Both of them shared a passion for painting outdoors, and often took trips to the countryside. Monet and Renoir spent hours studying the effect of sunlight and the weather, which then became an inspiration to their bright, sketchy style.
Monet’s Haystack paintings are arguably the most celebrated of all the impressionist artists contribution to landscape painting. Image above of “Wheatstacks (End of Summer)” 1890-91.
In the early years, Monet didn’t sell many paintings. He struggled bitterly at times with money, but always found pleasure in his art. Like Renoir, he too, fell in love with one of his models, Camille Doncieux. He would marry her just before the Franco-Prussian war of 1870-71. Monet and his wife would flee France for the safety of England.

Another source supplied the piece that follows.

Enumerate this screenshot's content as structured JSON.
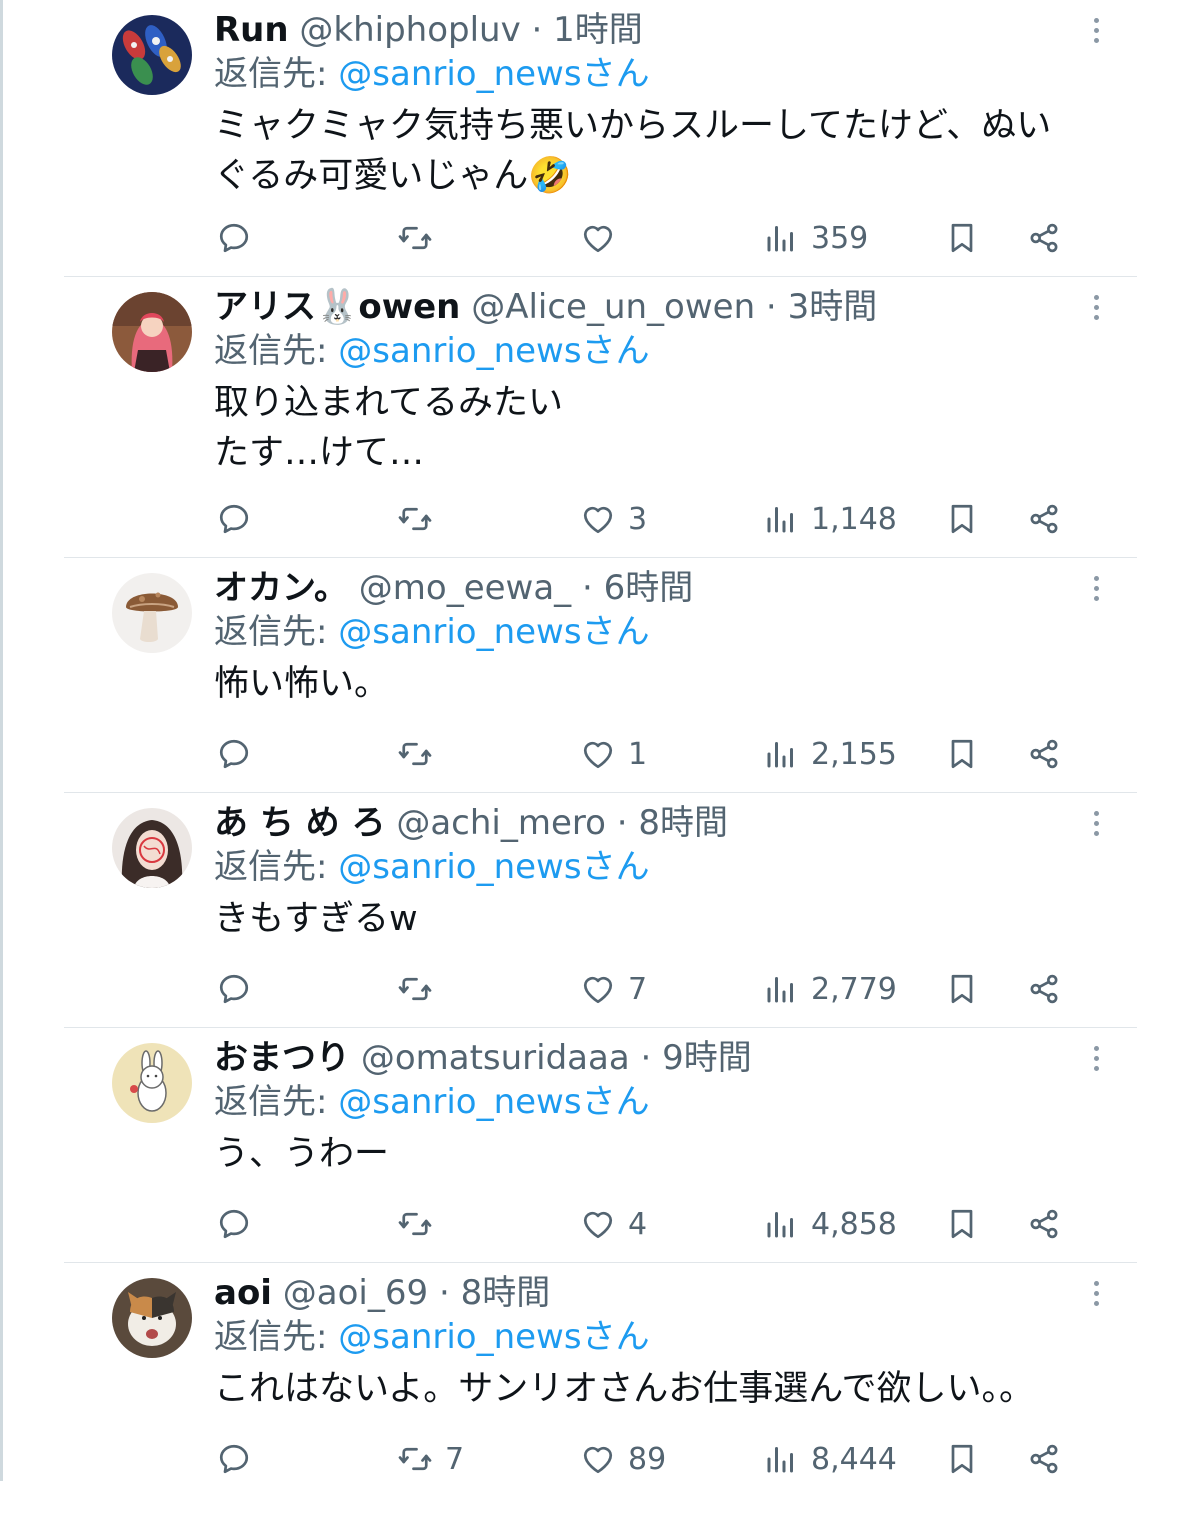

After the war, Monet returned to France, but still continued to struggle to find success. Many official exhibitions were simply not interested in his sketchy style of painting. With a group of fellow artists they opened their own exhibitions in 1874. Monet’s paintings met with some initial criticism, described as ‘palette-scrapings’, but many other critics praised his work. Sure enough, in time, he began to sell his paintings.
By the early 1880’s, Monet had found both critical success, particularly in London and New York, and financial security. His wealth allowed him to embark on one of his greatest projects, to create a dream garden at Giverny, in France. Monet was able to dam a river at Giverny to create a massive pond with an amazing assortment of water lilies. In his enormous studio that he built, he was known to paint all day and into the night. Many of his huge canvas water lily paintings were worked on in this studio.
Monet’s water lily painting, Le Bassin Aux Nympheas, 1919, Image Wikipedia
Monet would succumb and eventually die from lung cancer at the age of 86. His contribution and legacy to art history is immense. His popularity today as an artist is undeniable, especially with the crowds of people that frequent his exhibitions in museums and art galleries worldwide. Sales of his paintings can fetch upwards of 20 million dollars. To the casual admirer who buys reproductions and Monet calendars, we simply love and enjoy his bright colourful sun filled landscapes and portraits.
Categories: Art History